» ASSIGNMENT
Filter the entries that follow, copying every line in which the word "Hotel" appears.

» INPUT RECORDS
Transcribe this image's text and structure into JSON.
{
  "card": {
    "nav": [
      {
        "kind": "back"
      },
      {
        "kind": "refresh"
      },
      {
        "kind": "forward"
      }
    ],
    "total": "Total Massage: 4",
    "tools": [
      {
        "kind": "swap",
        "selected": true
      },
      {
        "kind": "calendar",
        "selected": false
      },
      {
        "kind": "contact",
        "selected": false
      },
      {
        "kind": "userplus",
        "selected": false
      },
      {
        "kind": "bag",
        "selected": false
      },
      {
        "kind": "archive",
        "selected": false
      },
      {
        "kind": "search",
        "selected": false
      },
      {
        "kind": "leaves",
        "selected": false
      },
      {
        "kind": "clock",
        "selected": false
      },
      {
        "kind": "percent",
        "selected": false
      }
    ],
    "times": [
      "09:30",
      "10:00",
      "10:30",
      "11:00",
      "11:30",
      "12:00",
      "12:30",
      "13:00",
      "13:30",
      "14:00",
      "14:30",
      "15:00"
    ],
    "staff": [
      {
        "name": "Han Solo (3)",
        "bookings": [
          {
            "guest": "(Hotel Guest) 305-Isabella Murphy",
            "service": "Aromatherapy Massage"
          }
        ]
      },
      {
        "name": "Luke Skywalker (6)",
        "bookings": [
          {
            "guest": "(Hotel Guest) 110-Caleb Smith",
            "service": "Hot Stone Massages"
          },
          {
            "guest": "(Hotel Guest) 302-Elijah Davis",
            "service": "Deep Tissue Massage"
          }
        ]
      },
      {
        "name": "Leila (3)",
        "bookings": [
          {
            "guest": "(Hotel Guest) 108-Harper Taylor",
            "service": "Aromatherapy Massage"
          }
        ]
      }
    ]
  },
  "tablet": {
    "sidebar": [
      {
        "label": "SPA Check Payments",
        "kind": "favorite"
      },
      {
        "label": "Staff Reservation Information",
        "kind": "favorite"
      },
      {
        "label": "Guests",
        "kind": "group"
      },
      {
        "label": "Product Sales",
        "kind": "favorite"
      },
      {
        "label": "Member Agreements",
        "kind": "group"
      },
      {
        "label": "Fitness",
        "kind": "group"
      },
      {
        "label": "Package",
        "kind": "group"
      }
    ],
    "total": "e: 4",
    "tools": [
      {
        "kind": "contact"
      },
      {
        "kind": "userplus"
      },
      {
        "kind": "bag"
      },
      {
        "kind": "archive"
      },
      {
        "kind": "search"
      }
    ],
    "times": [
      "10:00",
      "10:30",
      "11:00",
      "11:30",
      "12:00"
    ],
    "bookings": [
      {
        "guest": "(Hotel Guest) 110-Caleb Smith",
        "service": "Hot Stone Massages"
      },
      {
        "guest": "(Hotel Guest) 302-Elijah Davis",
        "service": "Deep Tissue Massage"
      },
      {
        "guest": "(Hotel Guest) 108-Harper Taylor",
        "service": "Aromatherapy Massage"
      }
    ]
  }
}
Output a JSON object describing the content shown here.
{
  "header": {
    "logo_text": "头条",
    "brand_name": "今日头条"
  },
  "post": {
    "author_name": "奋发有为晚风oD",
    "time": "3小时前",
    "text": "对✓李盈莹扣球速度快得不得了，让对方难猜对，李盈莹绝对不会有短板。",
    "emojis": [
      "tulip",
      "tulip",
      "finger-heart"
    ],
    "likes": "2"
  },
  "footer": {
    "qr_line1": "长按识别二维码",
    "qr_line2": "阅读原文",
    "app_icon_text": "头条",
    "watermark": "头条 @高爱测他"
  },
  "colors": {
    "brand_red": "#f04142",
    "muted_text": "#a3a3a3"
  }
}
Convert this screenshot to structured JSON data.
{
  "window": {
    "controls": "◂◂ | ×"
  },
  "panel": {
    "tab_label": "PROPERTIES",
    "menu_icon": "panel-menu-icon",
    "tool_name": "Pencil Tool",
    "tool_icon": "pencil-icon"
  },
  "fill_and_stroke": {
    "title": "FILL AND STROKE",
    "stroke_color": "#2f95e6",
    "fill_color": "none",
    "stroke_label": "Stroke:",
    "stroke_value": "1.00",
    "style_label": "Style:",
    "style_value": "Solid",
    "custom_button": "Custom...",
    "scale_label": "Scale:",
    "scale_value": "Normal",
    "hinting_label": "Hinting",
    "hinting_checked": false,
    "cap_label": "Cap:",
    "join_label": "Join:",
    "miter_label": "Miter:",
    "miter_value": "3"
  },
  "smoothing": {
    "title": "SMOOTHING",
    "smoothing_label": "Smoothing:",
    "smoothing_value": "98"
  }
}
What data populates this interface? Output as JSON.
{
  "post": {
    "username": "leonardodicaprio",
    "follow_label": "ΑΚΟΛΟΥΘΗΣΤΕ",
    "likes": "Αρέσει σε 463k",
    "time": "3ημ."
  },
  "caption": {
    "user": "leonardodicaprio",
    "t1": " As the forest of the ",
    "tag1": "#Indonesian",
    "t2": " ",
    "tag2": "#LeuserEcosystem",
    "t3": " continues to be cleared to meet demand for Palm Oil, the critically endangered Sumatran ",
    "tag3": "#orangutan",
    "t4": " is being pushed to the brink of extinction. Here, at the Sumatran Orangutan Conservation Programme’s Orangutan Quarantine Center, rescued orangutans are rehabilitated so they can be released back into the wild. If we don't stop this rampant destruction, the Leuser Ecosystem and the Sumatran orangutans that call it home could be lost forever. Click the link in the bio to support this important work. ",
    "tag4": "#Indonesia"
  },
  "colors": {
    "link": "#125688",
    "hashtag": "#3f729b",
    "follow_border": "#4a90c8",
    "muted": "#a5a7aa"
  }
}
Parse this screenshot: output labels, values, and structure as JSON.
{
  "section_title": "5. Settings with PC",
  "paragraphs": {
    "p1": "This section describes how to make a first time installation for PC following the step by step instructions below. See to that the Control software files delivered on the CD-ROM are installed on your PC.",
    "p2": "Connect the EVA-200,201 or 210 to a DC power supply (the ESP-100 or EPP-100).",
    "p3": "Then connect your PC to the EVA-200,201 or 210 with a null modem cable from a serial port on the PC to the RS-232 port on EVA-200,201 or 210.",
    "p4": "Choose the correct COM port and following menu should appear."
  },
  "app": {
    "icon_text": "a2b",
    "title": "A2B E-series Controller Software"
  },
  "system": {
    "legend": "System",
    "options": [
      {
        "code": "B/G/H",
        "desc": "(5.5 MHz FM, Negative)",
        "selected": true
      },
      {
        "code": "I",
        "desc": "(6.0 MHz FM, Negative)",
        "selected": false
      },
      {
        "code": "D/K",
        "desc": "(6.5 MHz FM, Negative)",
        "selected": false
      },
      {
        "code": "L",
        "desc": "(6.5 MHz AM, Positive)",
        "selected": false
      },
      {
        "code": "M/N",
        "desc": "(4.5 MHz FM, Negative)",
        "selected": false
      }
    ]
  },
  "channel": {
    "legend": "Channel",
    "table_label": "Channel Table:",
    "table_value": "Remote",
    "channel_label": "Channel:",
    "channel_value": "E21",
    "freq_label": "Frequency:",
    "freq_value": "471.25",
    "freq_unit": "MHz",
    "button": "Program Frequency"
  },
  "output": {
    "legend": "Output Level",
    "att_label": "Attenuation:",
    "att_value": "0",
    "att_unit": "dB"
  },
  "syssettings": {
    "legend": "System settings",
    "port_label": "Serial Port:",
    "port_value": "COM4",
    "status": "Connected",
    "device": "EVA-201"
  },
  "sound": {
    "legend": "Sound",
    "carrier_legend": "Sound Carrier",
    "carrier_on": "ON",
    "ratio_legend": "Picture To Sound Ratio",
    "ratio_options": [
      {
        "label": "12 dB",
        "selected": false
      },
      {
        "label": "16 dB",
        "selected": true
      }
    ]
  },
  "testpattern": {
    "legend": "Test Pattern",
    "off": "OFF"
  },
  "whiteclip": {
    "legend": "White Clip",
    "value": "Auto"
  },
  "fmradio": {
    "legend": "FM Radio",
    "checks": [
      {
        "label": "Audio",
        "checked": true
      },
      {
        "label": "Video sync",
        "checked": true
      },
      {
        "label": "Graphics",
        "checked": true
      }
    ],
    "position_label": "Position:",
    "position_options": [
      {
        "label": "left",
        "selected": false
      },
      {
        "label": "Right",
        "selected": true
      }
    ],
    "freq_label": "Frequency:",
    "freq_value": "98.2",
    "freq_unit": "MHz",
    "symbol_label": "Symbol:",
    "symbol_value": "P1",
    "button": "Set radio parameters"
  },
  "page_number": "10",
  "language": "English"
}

» OUTPUT BELOW
            "guest": "(Hotel Guest) 305-Isabella Murphy",
            "guest": "(Hotel Guest) 110-Caleb Smith",
            "guest": "(Hotel Guest) 302-Elijah Davis",
            "guest": "(Hotel Guest) 108-Harper Taylor",
        "guest": "(Hotel Guest) 110-Caleb Smith",
        "guest": "(Hotel Guest) 302-Elijah Davis",
        "guest": "(Hotel Guest) 108-Harper Taylor",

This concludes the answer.